What do Virginia Woolf, Robert Heinlein, C. S. Lewis and Douglas Coupland have in common?
For me, it’s a used bookstore in Sturgeon Bay, Wisconsin, where I stopped during a recent weeklong vacation in Door County — Jefferson Street Books.
In our modern world, the used bookstore is an endangered species. Locally, we’ve lost many over the years, including two very good ones recently, Shake, Rattle and Read—The Book Box in Uptown and the Book Den in Evanston.
Jefferson Street Books is also a very good one. It’s packed with thousands of books in well-organized and well-presented categories, not only in the small house that fronts on Jefferson Street just north of downtown Sturgeon Bay, but also in an annex in a building in the back called the book barn.

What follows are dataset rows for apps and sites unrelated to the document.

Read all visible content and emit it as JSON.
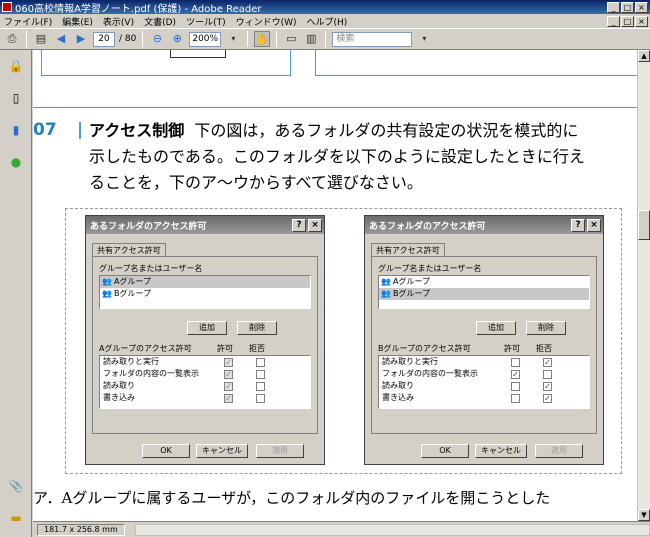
{
  "window": {
    "title": "060高校情報A学習ノート.pdf (保護) - Adobe Reader",
    "min": "_",
    "max": "□",
    "close": "×"
  },
  "menu": [
    "ファイル(F)",
    "編集(E)",
    "表示(V)",
    "文書(D)",
    "ツール(T)",
    "ウィンドウ(W)",
    "ヘルプ(H)"
  ],
  "toolbar": {
    "page_current": "20",
    "page_total": "/ 80",
    "zoom": "200%",
    "search_placeholder": "検索"
  },
  "status": {
    "dimensions": "181.7 x 256.8 mm"
  },
  "question": {
    "number": "07",
    "title": "アクセス制御",
    "line1": "下の図は，あるフォルダの共有設定の状況を模式的に",
    "line2": "示したものである。このフォルダを以下のように設定したときに行え",
    "line3": "ることを，下のア～ウからすべて選びなさい。"
  },
  "dialog_left": {
    "title": "あるフォルダのアクセス許可",
    "help": "?",
    "close": "×",
    "tab": "共有アクセス許可",
    "group_label": "グループ名またはユーザー名",
    "groups": [
      "Aグループ",
      "Bグループ"
    ],
    "selected_group": 0,
    "add_button": "追加",
    "remove_button": "削除",
    "perm_label": "Aグループのアクセス許可",
    "allow_label": "許可",
    "deny_label": "拒否",
    "permissions": [
      {
        "name": "読み取りと実行",
        "allow": "✓",
        "deny": ""
      },
      {
        "name": "フォルダの内容の一覧表示",
        "allow": "✓",
        "deny": ""
      },
      {
        "name": "読み取り",
        "allow": "✓",
        "deny": ""
      },
      {
        "name": "書き込み",
        "allow": "✓",
        "deny": ""
      }
    ],
    "ok": "OK",
    "cancel": "キャンセル",
    "apply": "適用"
  },
  "dialog_right": {
    "title": "あるフォルダのアクセス許可",
    "help": "?",
    "close": "×",
    "tab": "共有アクセス許可",
    "group_label": "グループ名またはユーザー名",
    "groups": [
      "Aグループ",
      "Bグループ"
    ],
    "selected_group": 1,
    "add_button": "追加",
    "remove_button": "削除",
    "perm_label": "Bグループのアクセス許可",
    "allow_label": "許可",
    "deny_label": "拒否",
    "permissions": [
      {
        "name": "読み取りと実行",
        "allow": "",
        "deny": "✓"
      },
      {
        "name": "フォルダの内容の一覧表示",
        "allow": "✓",
        "deny": ""
      },
      {
        "name": "読み取り",
        "allow": "",
        "deny": "✓"
      },
      {
        "name": "書き込み",
        "allow": "",
        "deny": "✓"
      }
    ],
    "ok": "OK",
    "cancel": "キャンセル",
    "apply": "適用"
  },
  "answer_a": "ア．Aグループに属するユーザが，このフォルダ内のファイルを開こうとした"
}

It’s a year-old, and you can still smell the fresh wood of the shelves.
A particular kind of experience
When you buy at a store featuring new books, you are basically restricted to what’s popular at this moment in time. There may be some “classics” here and there to be found, but, even in the largest of such stores, the merchandise is heavily weighted toward whatever has been recently published (or republished).

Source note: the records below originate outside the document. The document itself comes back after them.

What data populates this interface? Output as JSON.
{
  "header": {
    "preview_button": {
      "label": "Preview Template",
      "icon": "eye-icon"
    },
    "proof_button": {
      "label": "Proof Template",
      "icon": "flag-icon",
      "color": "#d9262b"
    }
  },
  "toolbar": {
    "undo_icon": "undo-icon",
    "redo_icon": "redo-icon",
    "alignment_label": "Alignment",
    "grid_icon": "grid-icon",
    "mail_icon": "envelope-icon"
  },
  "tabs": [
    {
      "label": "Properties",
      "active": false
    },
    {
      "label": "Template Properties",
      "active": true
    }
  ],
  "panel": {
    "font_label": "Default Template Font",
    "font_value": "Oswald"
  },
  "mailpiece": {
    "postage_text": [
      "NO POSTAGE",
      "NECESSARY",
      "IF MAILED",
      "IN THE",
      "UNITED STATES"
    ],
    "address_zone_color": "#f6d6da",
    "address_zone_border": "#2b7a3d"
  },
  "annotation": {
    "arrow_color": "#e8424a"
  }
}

The selection at online stores, of course, is essentially limitless. You can find just about any book you’re looking for and find the least expensive copy in the level of condition you’re willing to accept (new, very good, good or acceptable). But it’s a narrow sort of shopping. You don’t see the book on a shelf with other titles by the same author or books about the same subject. It’s pretty much there by itself although some online stores include feature that suggests that, if you like this book, you may like these others.
Don’t get me wrong. I shop online and at new bookstores, and spend a goodly amount of money at them. My experience at Jefferson Street Books, however, reminded me of how shopping at a used bookstore is its own thing.
First of all, prices tend to be lower in a used bookstore. Second, because the items on the shelves are drawn from the immense quantity of titles published over the last half century or so, the selection is often very broad. Or at least full of surprises.
That’s what makes a used bookstore such a fun place at which to shop. Serendipity occurs. You discover books you didn’t know you were interested in reading, and, often, the price is low enough that, well, why not give it a try?
I was in the “W”s in the fiction section at Jefferson Street Books, looking unsuccessfully for Edith Wharton when I happened upon a bunch of Virginia Woolf books, including A Room of One’s Own. I vaguely remember reading this foundational feminist text a long time ago, and I thought that it might be time to give it another read. Opening the cover, I saw that its price was just $3. Sold!
Later, over in the science-fiction section, I looked as I usually do for such favorite authors as Terry Pratchett, Andre Norton and Robert A. Heinlein, and what did I find but a Heinlein novel from 1980 called The Number of the Beast. It was a large, thick first-edition paperback, illustrated by Richard M. Powers, that had to do, according to a cover blurb, with “four very sensual geniuses” who are “the target of alien hostilities.”
The scribbled price in pencil on the first page either said $5 or $15 so I asked the clerk, a young thin guy with a thick mop of hair at the top of his head and much shorter on the sides. He split the difference and made it $8.
What a deal!
My last two finds had to do with God in a matter of speaking — The Problem of Pain in which British don C.S. Lewis grapples with the question of how God can permit human suffering to occur, and Life after God, a collection of short stories by the Canadian writer and artist Douglas Coupland that, I later learned has been described as depicting a kind of post-Christian Christianity.
Neither book had a price, so I went to the clerk again. He looked at them a bit, and then said, “Two dollars for this one…and two for this.” What a deatl!
Someday, used bookstores may go the way of the typewriter. You know, out-of-date business model and all that. But, if they do, there will be a version of serendipity that will be lost.
I’m glad I found some serendipity at Jefferson Street Books. And, with tax, it only cost me about $16.
Patrick T. Reardon